_DESCRIPTION OF THE TASK_
Write the records out once more, exactly as they are given.
BEGIN PROVIDED DATA
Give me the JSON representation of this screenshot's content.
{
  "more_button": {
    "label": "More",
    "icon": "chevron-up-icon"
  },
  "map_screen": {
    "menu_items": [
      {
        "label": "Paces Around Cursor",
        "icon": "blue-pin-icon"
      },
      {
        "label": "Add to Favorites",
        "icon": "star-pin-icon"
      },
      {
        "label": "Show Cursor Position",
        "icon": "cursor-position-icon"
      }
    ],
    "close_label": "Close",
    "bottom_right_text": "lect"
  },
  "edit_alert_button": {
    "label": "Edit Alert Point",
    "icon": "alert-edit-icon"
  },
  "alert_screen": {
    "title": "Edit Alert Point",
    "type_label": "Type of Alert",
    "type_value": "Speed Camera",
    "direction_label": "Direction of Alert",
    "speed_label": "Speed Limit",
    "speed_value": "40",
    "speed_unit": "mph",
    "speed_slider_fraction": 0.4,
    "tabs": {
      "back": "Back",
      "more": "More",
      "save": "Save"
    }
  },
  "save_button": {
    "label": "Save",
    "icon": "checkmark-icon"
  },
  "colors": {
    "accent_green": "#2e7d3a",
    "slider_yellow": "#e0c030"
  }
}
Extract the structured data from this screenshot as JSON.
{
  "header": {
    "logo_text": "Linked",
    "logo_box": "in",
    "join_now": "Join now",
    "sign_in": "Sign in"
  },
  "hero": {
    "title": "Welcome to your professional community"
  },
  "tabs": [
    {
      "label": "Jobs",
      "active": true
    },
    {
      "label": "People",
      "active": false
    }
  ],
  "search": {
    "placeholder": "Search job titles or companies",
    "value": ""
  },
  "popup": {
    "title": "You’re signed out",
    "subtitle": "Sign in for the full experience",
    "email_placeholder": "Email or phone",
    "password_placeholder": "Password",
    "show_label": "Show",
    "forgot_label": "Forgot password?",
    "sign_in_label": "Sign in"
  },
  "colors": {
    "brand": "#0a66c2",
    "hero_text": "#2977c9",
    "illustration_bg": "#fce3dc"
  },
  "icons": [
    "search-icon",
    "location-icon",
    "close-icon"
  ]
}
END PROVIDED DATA
_TASK ANSWER_
Give me the JSON representation of this screenshot's content.
{
  "more_button": {
    "label": "More",
    "icon": "chevron-up-icon"
  },
  "map_screen": {
    "menu_items": [
      {
        "label": "Paces Around Cursor",
        "icon": "blue-pin-icon"
      },
      {
        "label": "Add to Favorites",
        "icon": "star-pin-icon"
      },
      {
        "label": "Show Cursor Position",
        "icon": "cursor-position-icon"
      }
    ],
    "close_label": "Close",
    "bottom_right_text": "lect"
  },
  "edit_alert_button": {
    "label": "Edit Alert Point",
    "icon": "alert-edit-icon"
  },
  "alert_screen": {
    "title": "Edit Alert Point",
    "type_label": "Type of Alert",
    "type_value": "Speed Camera",
    "direction_label": "Direction of Alert",
    "speed_label": "Speed Limit",
    "speed_value": "40",
    "speed_unit": "mph",
    "speed_slider_fraction": 0.4,
    "tabs": {
      "back": "Back",
      "more": "More",
      "save": "Save"
    }
  },
  "save_button": {
    "label": "Save",
    "icon": "checkmark-icon"
  },
  "colors": {
    "accent_green": "#2e7d3a",
    "slider_yellow": "#e0c030"
  }
}
Extract the structured data from this screenshot as JSON.
{
  "header": {
    "logo_text": "Linked",
    "logo_box": "in",
    "join_now": "Join now",
    "sign_in": "Sign in"
  },
  "hero": {
    "title": "Welcome to your professional community"
  },
  "tabs": [
    {
      "label": "Jobs",
      "active": true
    },
    {
      "label": "People",
      "active": false
    }
  ],
  "search": {
    "placeholder": "Search job titles or companies",
    "value": ""
  },
  "popup": {
    "title": "You’re signed out",
    "subtitle": "Sign in for the full experience",
    "email_placeholder": "Email or phone",
    "password_placeholder": "Password",
    "show_label": "Show",
    "forgot_label": "Forgot password?",
    "sign_in_label": "Sign in"
  },
  "colors": {
    "brand": "#0a66c2",
    "hero_text": "#2977c9",
    "illustration_bg": "#fce3dc"
  },
  "icons": [
    "search-icon",
    "location-icon",
    "close-icon"
  ]
}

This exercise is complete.